Smoking reduces oxygen to the brain, heart, and muscles, raises blood pressure, and works against the body’s healing process.
Fighters, and athletes in general, who smoke have compromised cardios, are physically weaker, and are likely to sustain more injuries than their nonsmoking competitors.
It’s 2014 so this information should come as no surprise to anyone.
What may come as a shock is one of boxing’s all-time greats was a serious chain smoker.
v.i., v.t. -smoked, -smok•ing. to smoke continually, as by lighting one cigarette, cigar, etc., from the preceding one.
Born in 1942, Carlos Monzon (87-3-9-1 NC,58 KO) is considered by many as one of the top three middleweights ever, along with Sugar Ray Robinson and Marvelous Marvin Hagler.
He was that good.
Tall, lean, and very strong, the Argentine had a physique ideal for boxing, possessed fine punching power, and employed an array of weapons in the ring.
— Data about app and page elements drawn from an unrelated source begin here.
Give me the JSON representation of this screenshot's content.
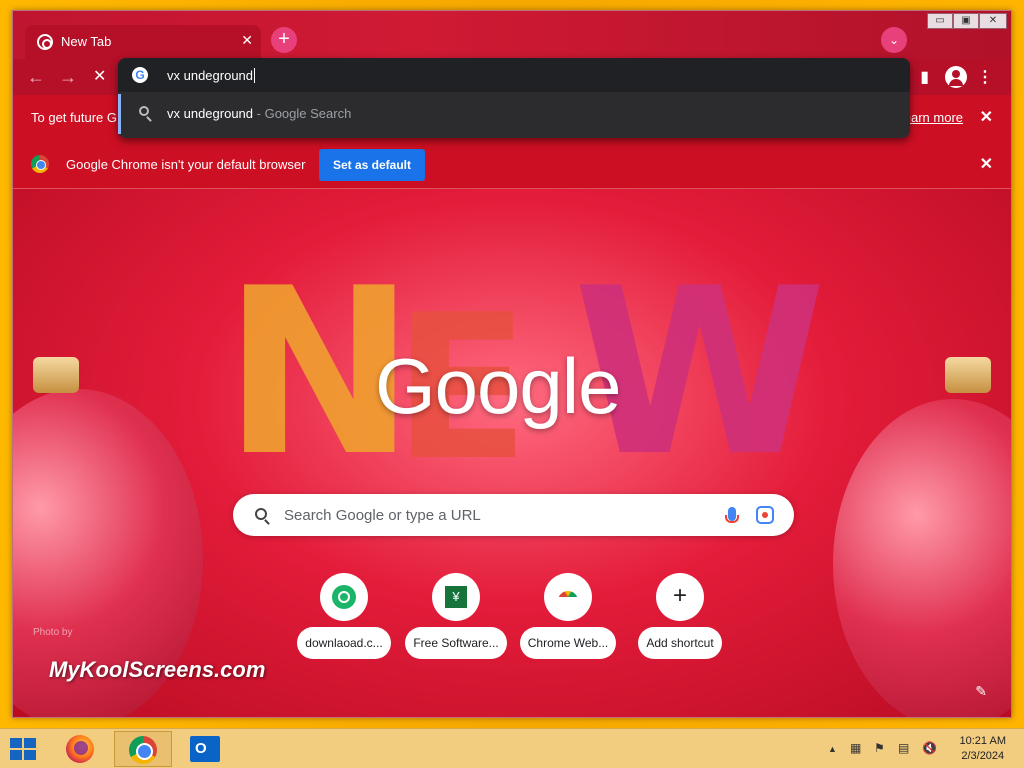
{
  "window": {
    "tab_title": "New Tab",
    "tab_close": "✕",
    "new_tab": "+",
    "tab_search": "⌄",
    "controls": [
      "▭",
      "▣",
      "✕"
    ]
  },
  "toolbar": {
    "back": "←",
    "forward": "→",
    "stop": "✕",
    "side_panel": "▮",
    "menu": "⋮"
  },
  "omnibox": {
    "input_value": "vx undeground",
    "suggestion_query": "vx undeground",
    "suggestion_suffix": "- Google Search",
    "engine_icon": "G"
  },
  "info_bar_sync": {
    "text": "To get future G",
    "link": "earn more"
  },
  "info_bar_default": {
    "text": "Google Chrome isn't your default browser",
    "button": "Set as default"
  },
  "ntp": {
    "logo": "Google",
    "search_placeholder": "Search Google or type a URL",
    "shortcuts": [
      {
        "label": "downlaoad.c...",
        "icon": "download-site-icon"
      },
      {
        "label": "Free Software...",
        "icon": "free-software-icon"
      },
      {
        "label": "Chrome Web...",
        "icon": "chrome-web-store-icon"
      },
      {
        "label": "Add shortcut",
        "icon": "plus-icon"
      }
    ],
    "photo_credit": "Photo by",
    "watermark": "MyKoolScreens.com"
  },
  "taskbar": {
    "time": "10:21 AM",
    "date": "2/3/2024",
    "outlook_letter": "O",
    "free_software_glyph": "¥",
    "add_glyph": "+",
    "edit_glyph": "✎",
    "tray_icons": [
      "▲",
      "▦",
      "⚑",
      "▤",
      "🔇"
    ]
  },
  "colors": {
    "tab_active": "#b51028",
    "accent_blue": "#1a73e8",
    "infobar": "#cc0f22",
    "taskbar": "#f2cd80"
  }
}
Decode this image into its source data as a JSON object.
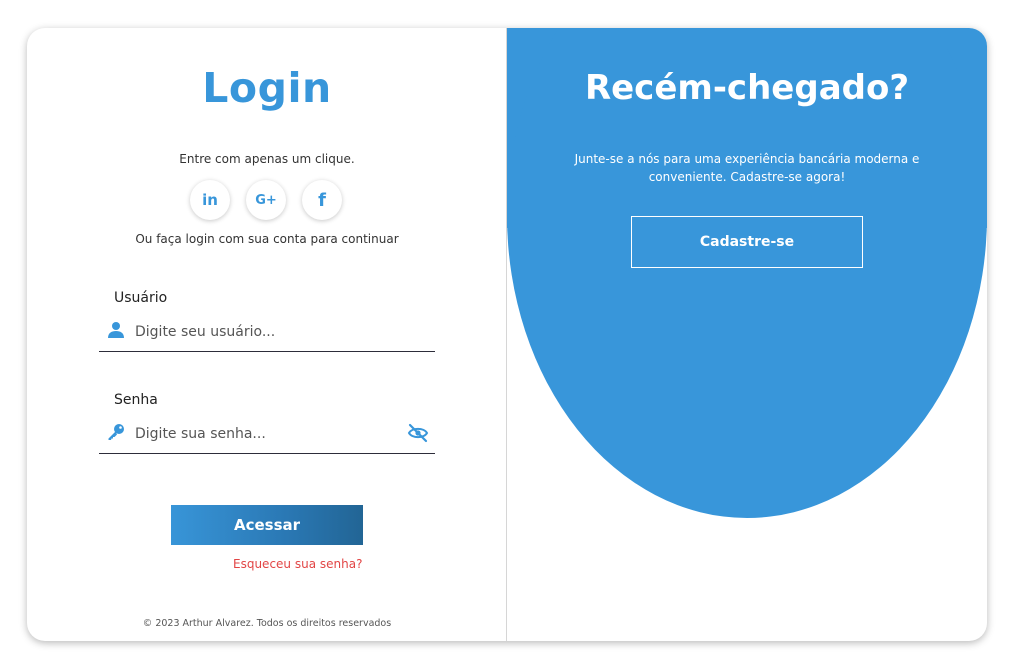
{
  "login": {
    "title": "Login",
    "one_click_text": "Entre com apenas um clique.",
    "social": [
      {
        "icon": "linkedin-icon",
        "glyph": "in"
      },
      {
        "icon": "google-plus-icon",
        "glyph": "G+"
      },
      {
        "icon": "facebook-icon",
        "glyph": "f"
      }
    ],
    "alt_text": "Ou faça login com sua conta para continuar",
    "username_label": "Usuário",
    "username_placeholder": "Digite seu usuário...",
    "password_label": "Senha",
    "password_placeholder": "Digite sua senha...",
    "submit_label": "Acessar",
    "forgot_label": "Esqueceu sua senha?",
    "footer": "© 2023 Arthur Alvarez. Todos os direitos reservados"
  },
  "signup": {
    "title": "Recém-chegado?",
    "text": "Junte-se a nós para uma experiência bancária moderna e conveniente. Cadastre-se agora!",
    "button_label": "Cadastre-se"
  },
  "colors": {
    "accent": "#3896da",
    "forgot": "#e24545",
    "underline": "#2d2d3a"
  }
}
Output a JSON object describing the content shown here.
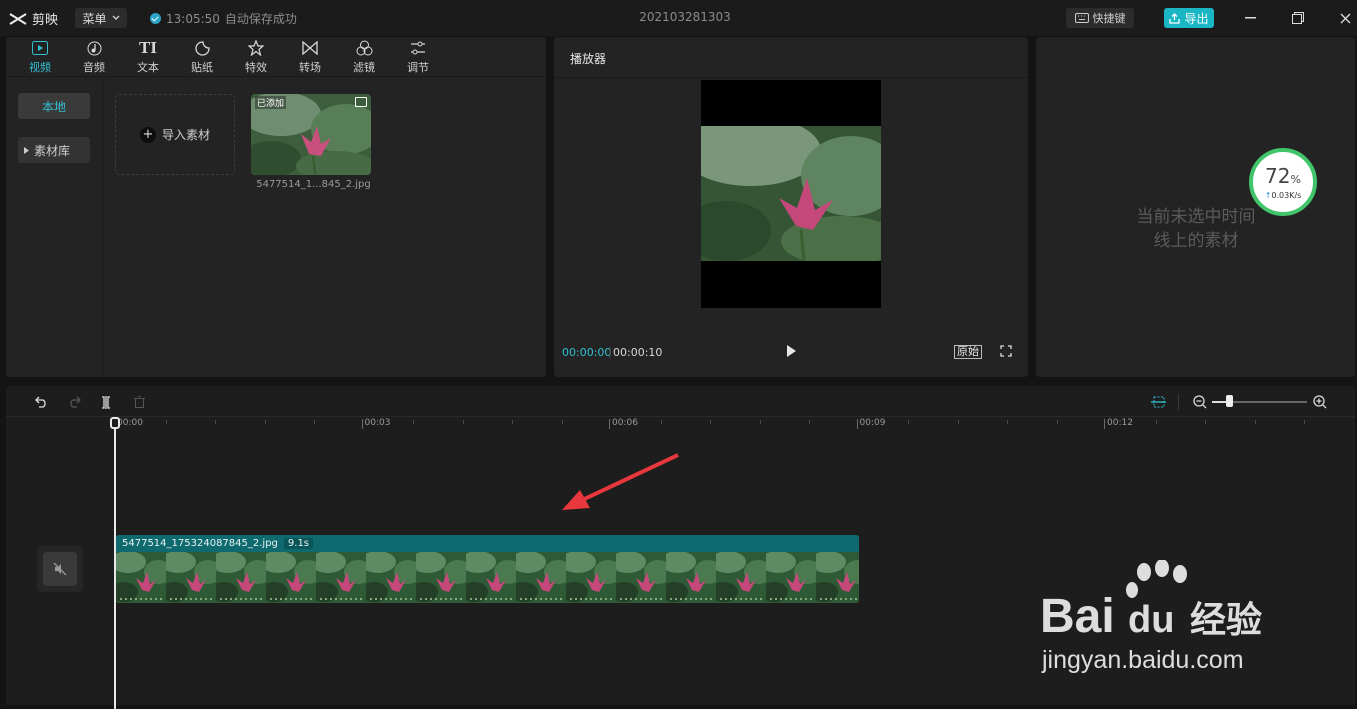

Monzon held the one-and-only middleweight title for seven years, beat the best of his day, and was never knocked out during his long career.
A wild man of sorts and world-class playboy outside the ring, Monzon was also a smoker… a heavy smoker.
During the 1960s and as late as the mid-70s, smoking was considered vogue and Monzon was far from the only top athlete to fall prey to the almighty cigarette. However, one can only imagine how good he would have been had he not been lured by the sweet puffs of nicotine.
Remarkably, Monzon’s cardio was one of his primary strengths – And keep in mind, championship fights were scheduled for 15 rounds back then.
Carlos Monzon loved his cigarettes… and his women.
Somehow, the Argentine ladies’ man stayed fit and nimble despite devastating his lungs with up to 100 cigarettes a day when not training.
However, it’s believed he cut his smoking in half to a mere (and mind-blowing) 50 cigarettes per day when in the latter stages of preparing for a big fight, still requiring a few puffs to relieve the monotony of roadwork.
Author George Diaz Smith said of Monzon, “A guy like Ricardo Mayorga (a contemporary fighter who smokes) would be a novice compared to the likes of the iron-lunged Monzon.”
“Nobody could figure this out. For all of the years that I’d seen him, Monzon never gasped for air, tired, or opened his mouth gagging for oxygen in any round.”
Stories are often embellished over time but it’s quite clear Monzon’s affinity for chain-smoking didn’t keep him from reaching the top of boxing’s proverbial Mt Olympus and may forever remain one of the oddities of the sport.
Young fighters, the freakishly-gifted Monzon’s actions are, in no way, shape or form, a validation of smoking in boxing, especially on the elite level.
He was good enough to get away with it, but you are most likely not.
Carl Monzon facts
- Record: 87-3-9-1 NC; 58 KO (100 fights)
- Division: Middleweight
- Stance: Orthodox
- Height 5′ 11½″ / 181cm
- Reach 76″ / 193cm
- Origin: Santa Fe, Santa Fe, Argentina
- Pro debut: 1963
- Final bout: 1977
- Title defenses:14
- Lost in 1964 and would go undefeated the remainder of his career (13 years, 82 fights)
- Before retirement, in 1974, he starred in La Mary, a hit movie
- Following his retirement, Monzon became immersed in the party lifestyle and, in 1989, was convicted of killing his common-law wife.
- Death: In 1995, Monzon died in a car accident while on a prison furlough. He was 52.
Carlos Monzon’s profile and highlightsTags: boxing tips, health